Hannibal tried to keep himself informed about the Roman leaders sent against him, and occasionally he found weaknesses in these Romans. He took advantage of the untalented consul, Flaminius, who wanted to prove himself to his fellow Romans. Flaminius allowed Hannibal to choose where the battle between them would be fought, and he marched his army into a trap at Lake Trasimenus, where all but the few who were captured were cut down. In the wake of this disaster, Rome introduced a festival called Saturnalia to lift the morale of its citizens, which became an annual Roman holiday.
It did not help. Hannibal had another great success, at Cannae in 216 BCE. There, Rome lost five out of every six soldiers it sent to battle. It seemed that Rome was on the verge of defeat, and now some Italian cities, wishing to be on the winning side, opened their gates to Hannibal. In Sicily, Syracuse went over to the side of Carthage. Macedonia's king, Philip V, offered Carthage an alliance.
It was Rome's darkest hour. In 211, with Hannibal thirty miles from Rome, Roman women appealed to the gods by sweeping the floors of their temples with their hair. Rome's gods aside, it was a military consideration that moved Hannibal. Rather than attack Rome and confront the two armies that Rome had placed before him, Hannibal decided to burn the nearby countryside and withdraw to fight elsewhere.

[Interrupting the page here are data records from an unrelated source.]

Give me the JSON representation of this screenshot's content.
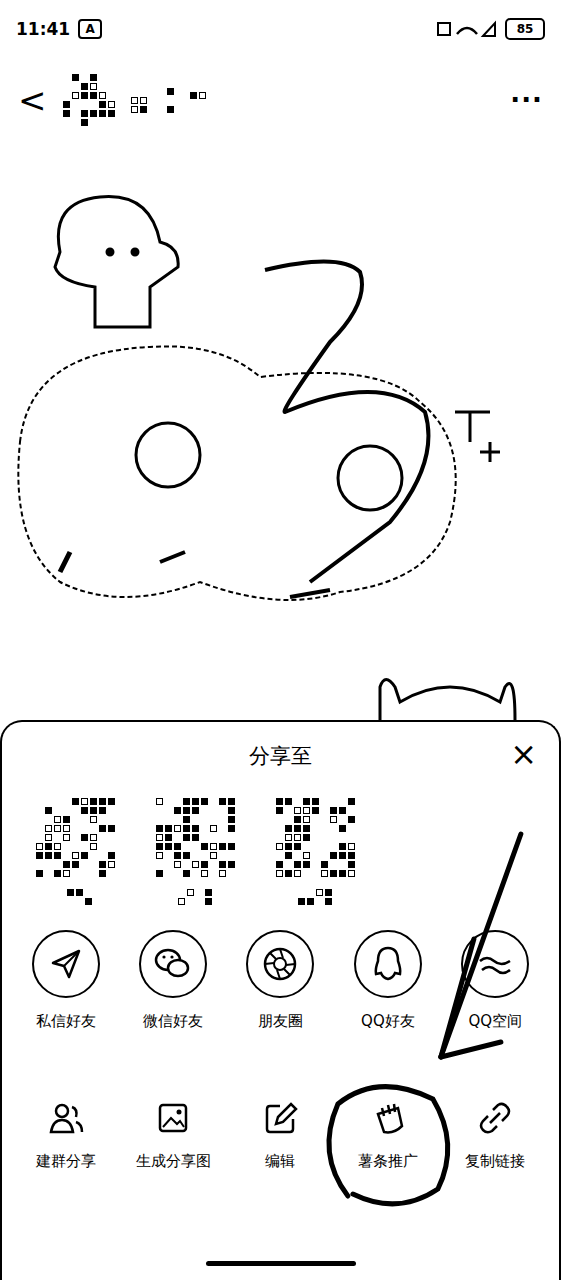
{
  "status_bar": {
    "time": "11:41",
    "badge": "A",
    "battery": "85"
  },
  "header": {
    "back": "<",
    "more": "···",
    "author_obscured": true
  },
  "share_sheet": {
    "title": "分享至",
    "close": "×",
    "contacts": [
      {
        "obscured": true
      },
      {
        "obscured": true
      },
      {
        "obscured": true
      }
    ],
    "primary": [
      {
        "label": "私信好友"
      },
      {
        "label": "微信好友"
      },
      {
        "label": "朋友圈"
      },
      {
        "label": "QQ好友"
      },
      {
        "label": "QQ空间"
      }
    ],
    "secondary": [
      {
        "label": "建群分享",
        "circled": false
      },
      {
        "label": "生成分享图",
        "circled": false
      },
      {
        "label": "编辑",
        "circled": false
      },
      {
        "label": "薯条推广",
        "circled": true
      },
      {
        "label": "复制链接",
        "circled": false
      }
    ]
  }
}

Hannibal was trying to wear Rome down – a war of attrition. He continued to destroy Italian lands and to destroy villages that his forces could not hold. To starve Hannibal's forces the Romans scorched the earth in front of Hannibal's advancing army, and they moved people from the countryside to towns. The Romans plundered towns they believed had befriended Hannibal and beheaded men they believed had fought on the side of Carthage.

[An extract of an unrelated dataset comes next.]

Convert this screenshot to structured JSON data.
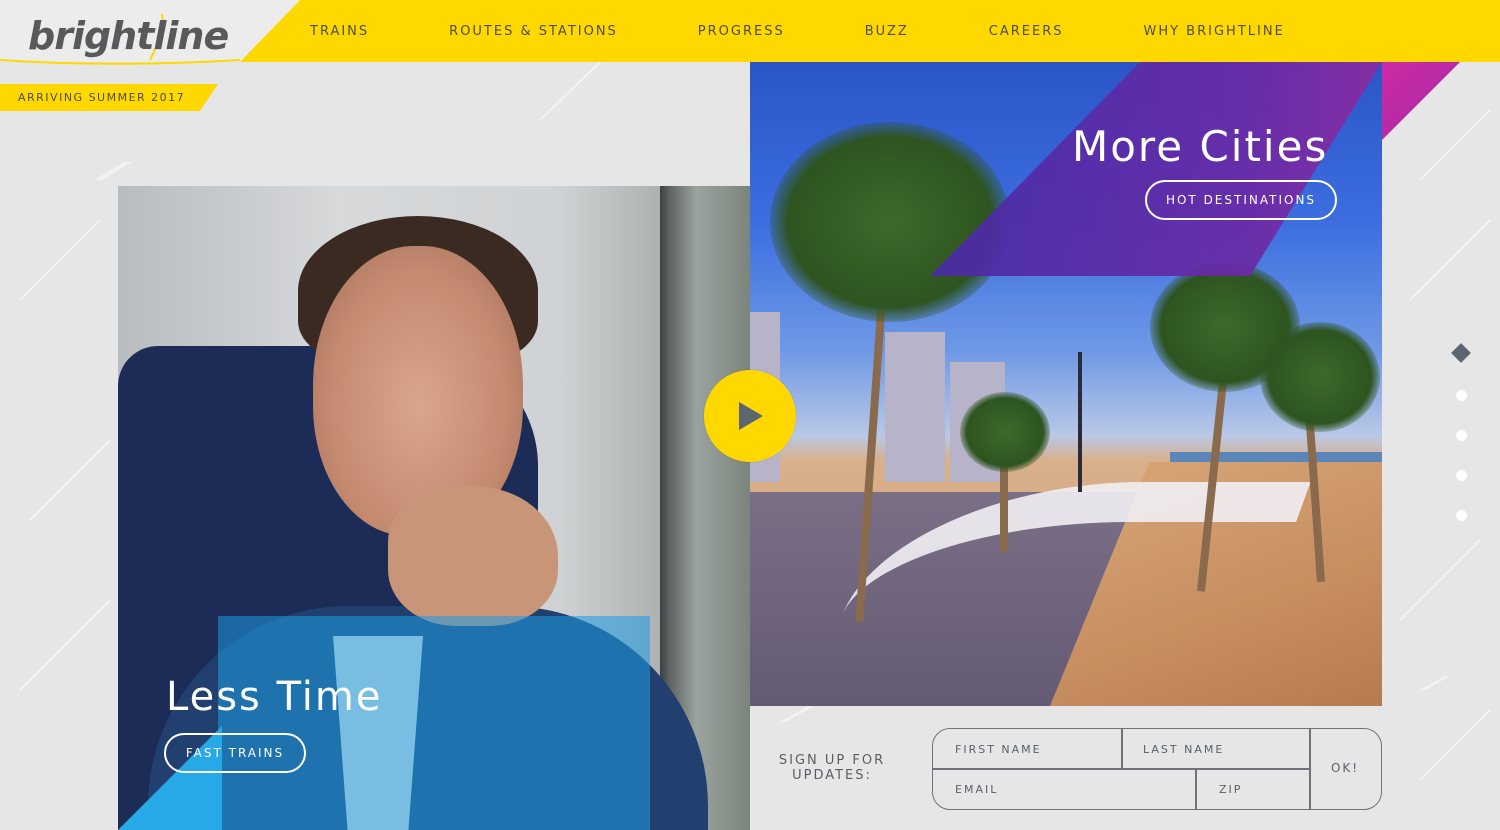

Avoiding a direct clash with Hannibal in Italy, Rome moved a force to Sicily. There, the Roman general Marcellus beheaded 2,000 of his troops whom he claimed had been deserters. Other soldiers under his command pillaged Syracuse, destroying and plundering treasures that had accumulated there for centuries. A soldier in Syracuse came upon the philosopher Archimedes and ran a sword through him.
In this war of attrition, Rome gained the upper hand. It benefited from fighting closer to home and having access to more manpower, and it benefited from the egocentricity and shortsightedness of Carthage's oligarchs. For a while at least, the oligarch's concern over the security of their positions of power made them fear success by Hannibal. They were reluctant to send him reinforcements. Hannibal was merely the leading military commander. He resorted to recruiting Gauls into his army, which offended the Italians, who remembered that Rome had been a bulwark against the Gauls. Carthage finally sent reinforcements to Hannibal from Spain, but the Romans intercepted them at the Metaurus River in northeastern Italy.
Rome managed to reconquer Sicily. And Rome's navy defeated Carthage's forces in Spain and North Africa and cut Hannibal from his supplies. Rome moved the war to North Africa, near Carthage, and Hannibal pulled out of Italy to defend home territory.
Carthage sued for peace. A council of twenty Roman priests – which governed treaties with foreigners – went to Carthage to present Rome's demands. The priests called on the god Jupiter to witness that the demands were just. This time, Rome wanted to weaken Carthage substantially. And Carthage agreed to reduce its territory to an area that approximates what is now Tunisia. It agreed to withdraw from participation in the affairs of Spain, to pay Rome a huge indemnity and to surrender to Rome all but twenty of its warships.
Hannibal's attempt at revenge had failed. In the year 201, after sixteen years of fighting, the war ended. Rome wanted Hannibal's head, and he found refuge with the Seleucid king in Syria, Antiochus III.
Copyright © 2009-2013 by Frank E. Smitha. All rights reserved.